  Left err -> do
    assign (transactionalDatabaseInner . _Just . _1) TransactionStatusAborted
    pure $ Left err
  Right (out, (post, postStatusMay)) -> do
    case postStatusMay of
      Nothing -> put TransactionalDatabase
        { _transactionalDatabaseLastSavepoint = post
        , _transactionalDatabaseInner = Nothing
      Just TransactionStatusBegin -> assign (transactionalDatabaseInner . _Just . _2) post
      Just TransactionStatusAborted -> pure ()
      Just TransactionStatusCommit -> put TransactionalDatabase
        { _transactionalDatabaseLastSavepoint = post
        , _transactionalDatabaseInner = Nothing
      Just TransactionStatusRollback -> assign transactionalDatabaseInner Nothing
    pure $ Right out

Finally, runTransaction branches based on whether there’s a currently executing transaction.

runTransaction :: (MonadState .TransactionalDatabase m) => Transaction a -> m (Either StatementFailureCode a)
runTransaction tx = do
  pre <- get
  case view transactionalDatabaseInner pre of
    Nothing -> runAutocommit (view transactionalDatabaseLastSavepoint pre) tx
    Just (status, innerPre) -> runInner status innerPre tx

Transaction interpretation

The execute function, also known as the interpreter, added three branches. The branches enforce the state machine transitions for TransactionStatus, and otherwise allow the transaction runner to handle success and failure.

-- Same as before, plus three branches
execute :: MonadDatabase m => Statement -> m Output
execute = \case
  StatementBegin -> do
    whenM (uses _2 (has _Just)) $
      throwError $ StatementFailureCodeInternalError "Already in a transaction"
    assign _2 (Just TransactionStatusBegin)
    pure $ Output "BEGIN"

  StatementCommit -> do
    use _2 >>= \ case
      Nothing -> throwError $ StatementFailureCodeInternalError "Not in a transaction"
      Just TransactionStatusBegin -> do
        assign _2 (Just TransactionStatusCommit)
        pure $ Output "COMMIT"
      Just _ -> throwError $ StatementFailureCodeInternalError "Transaction in a funky state; must roll back"

  StatementRollback -> do
    use _2 >>= \ case
      Nothing -> throwError $ StatementFailureCodeInternalError "Not in a transaction"
      Just _ -> do
        assign _2 (Just TransactionStatusRollback)
        pure $ Output "ROLLBACK"

To be continued
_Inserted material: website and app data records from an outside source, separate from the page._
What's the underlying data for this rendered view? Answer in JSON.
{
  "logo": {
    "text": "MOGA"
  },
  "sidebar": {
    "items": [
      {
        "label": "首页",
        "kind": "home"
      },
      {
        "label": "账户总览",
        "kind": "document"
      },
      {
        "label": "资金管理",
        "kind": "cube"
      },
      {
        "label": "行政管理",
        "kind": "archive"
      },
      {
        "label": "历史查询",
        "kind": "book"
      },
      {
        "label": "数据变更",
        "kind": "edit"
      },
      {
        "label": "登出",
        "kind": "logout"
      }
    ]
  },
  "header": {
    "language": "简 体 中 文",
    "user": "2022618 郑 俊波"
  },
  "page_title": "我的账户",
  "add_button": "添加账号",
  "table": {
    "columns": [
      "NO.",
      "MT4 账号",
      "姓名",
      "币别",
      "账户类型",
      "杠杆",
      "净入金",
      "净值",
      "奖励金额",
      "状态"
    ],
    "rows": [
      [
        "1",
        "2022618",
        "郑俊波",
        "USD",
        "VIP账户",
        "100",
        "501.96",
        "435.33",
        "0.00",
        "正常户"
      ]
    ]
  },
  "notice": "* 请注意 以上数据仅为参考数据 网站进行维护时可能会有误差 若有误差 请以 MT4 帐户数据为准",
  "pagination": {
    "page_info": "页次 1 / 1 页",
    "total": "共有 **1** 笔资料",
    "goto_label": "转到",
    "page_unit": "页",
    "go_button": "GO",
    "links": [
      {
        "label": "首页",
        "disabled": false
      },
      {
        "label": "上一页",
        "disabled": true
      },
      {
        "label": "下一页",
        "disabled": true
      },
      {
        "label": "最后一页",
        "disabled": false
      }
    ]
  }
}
Thanks for reading! The final post in the series, on indexes and performance, is here.

As always, I’d love to hear anything I’ve mixed up, especially in this case from database experts. Find me on fpchat (@dfithian) or reddit (/u/dfith).